The Navajo Nation, with 180,000 residents across New Mexico, Arizona and Utah has been severely impacted by the COVID-19 pandemic. In May, the infection rate in the Navajo Nation surpassed that of New York, considered an epicenter of the pandemic at that time. The Navajo land saw more infections per capita than anywhere else in the United States.
Mongolia suspended all international flights, passenger rail, and auto traffic to and from Ulaanbaatar starting in early March of 2020 when COVID-19 was beginning to spread within the Chinese borders. With its decisive preventative measures banning international flights and closing its borders with Russia and China early on, Mongolia is considered one of the most successful countries in confronting the coronavirus, as it has a total of 225 infections (all imported) and no deaths. Even though there has been no community transmission of coronavirus in Mongolia yet due to the strict protocols of suspending air travel, the Ministry of Foreign Affairs of Mongolia reported that there are 11,700 Mongolian citizens who are stranded abroad and have requested repatriation. Of the stranded nationals, most are facing financial hardship due to the outbreak, including students, elderly, children and pregnant women. Fortunately, the Seattle to Ulaanbaatar flight was able to take 255 of these citizens home.

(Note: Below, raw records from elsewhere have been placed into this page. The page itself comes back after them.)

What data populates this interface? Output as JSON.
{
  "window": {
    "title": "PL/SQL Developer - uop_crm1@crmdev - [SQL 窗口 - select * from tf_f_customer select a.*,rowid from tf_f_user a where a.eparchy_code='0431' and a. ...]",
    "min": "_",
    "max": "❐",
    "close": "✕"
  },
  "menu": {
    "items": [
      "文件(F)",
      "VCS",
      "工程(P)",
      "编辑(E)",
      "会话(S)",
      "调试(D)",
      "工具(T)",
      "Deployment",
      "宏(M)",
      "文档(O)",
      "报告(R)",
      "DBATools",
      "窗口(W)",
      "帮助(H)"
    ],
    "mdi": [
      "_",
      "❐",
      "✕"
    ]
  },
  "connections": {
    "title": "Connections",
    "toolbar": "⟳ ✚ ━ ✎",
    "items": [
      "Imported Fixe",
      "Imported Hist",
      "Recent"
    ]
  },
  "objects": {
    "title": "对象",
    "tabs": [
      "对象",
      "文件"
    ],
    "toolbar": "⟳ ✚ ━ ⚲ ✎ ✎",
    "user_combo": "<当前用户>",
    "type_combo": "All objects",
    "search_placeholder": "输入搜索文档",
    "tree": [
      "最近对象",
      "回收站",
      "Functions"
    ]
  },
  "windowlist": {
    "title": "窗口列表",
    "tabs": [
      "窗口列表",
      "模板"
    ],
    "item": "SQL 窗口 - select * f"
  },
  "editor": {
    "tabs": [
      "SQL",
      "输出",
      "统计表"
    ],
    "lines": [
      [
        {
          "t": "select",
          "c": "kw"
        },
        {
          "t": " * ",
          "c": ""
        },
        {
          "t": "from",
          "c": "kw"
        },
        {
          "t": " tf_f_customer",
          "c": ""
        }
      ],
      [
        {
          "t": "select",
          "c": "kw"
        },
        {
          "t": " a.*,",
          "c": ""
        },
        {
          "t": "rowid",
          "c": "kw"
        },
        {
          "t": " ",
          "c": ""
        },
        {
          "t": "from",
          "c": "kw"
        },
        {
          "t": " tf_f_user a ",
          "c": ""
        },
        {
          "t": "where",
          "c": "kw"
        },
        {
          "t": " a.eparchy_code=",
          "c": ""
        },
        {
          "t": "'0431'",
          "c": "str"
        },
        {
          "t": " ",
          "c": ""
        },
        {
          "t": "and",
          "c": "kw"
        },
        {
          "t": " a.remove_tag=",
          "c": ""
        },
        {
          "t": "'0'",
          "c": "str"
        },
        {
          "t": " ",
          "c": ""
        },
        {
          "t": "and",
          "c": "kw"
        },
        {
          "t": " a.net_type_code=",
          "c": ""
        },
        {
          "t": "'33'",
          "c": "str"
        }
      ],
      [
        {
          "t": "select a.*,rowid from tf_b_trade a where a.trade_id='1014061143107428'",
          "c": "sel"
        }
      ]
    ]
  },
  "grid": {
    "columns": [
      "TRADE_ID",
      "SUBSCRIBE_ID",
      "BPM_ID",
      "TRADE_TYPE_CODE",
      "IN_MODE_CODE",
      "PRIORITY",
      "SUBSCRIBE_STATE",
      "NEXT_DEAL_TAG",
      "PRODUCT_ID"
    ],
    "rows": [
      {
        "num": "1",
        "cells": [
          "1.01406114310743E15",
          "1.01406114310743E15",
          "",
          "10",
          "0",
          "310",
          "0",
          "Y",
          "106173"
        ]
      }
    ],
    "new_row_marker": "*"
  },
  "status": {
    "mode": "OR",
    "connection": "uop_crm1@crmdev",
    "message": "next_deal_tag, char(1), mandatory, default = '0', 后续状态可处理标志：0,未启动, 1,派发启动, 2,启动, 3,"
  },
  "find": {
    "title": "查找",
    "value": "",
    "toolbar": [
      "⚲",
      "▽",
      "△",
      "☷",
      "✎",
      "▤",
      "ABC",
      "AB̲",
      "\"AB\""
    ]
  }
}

In early 2019, MIAT Mongolian Airlines applied for permission to launch scheduled passenger services between Mongolia and the United States with the US Department of Transportation. The airline is scheduled to receive its first Boeing 787-9 in 2021 on a long-term lease. This will enable the carrier’s first long-haul flights to the United States.
Khaliun Ganbaatar is a research intern in the Young Professionals Program at the East-West Center in Washington. She is a graduate student at the University of Hawaiʻi at Mānoa pursuing Master of Public Administration (MPA) degree.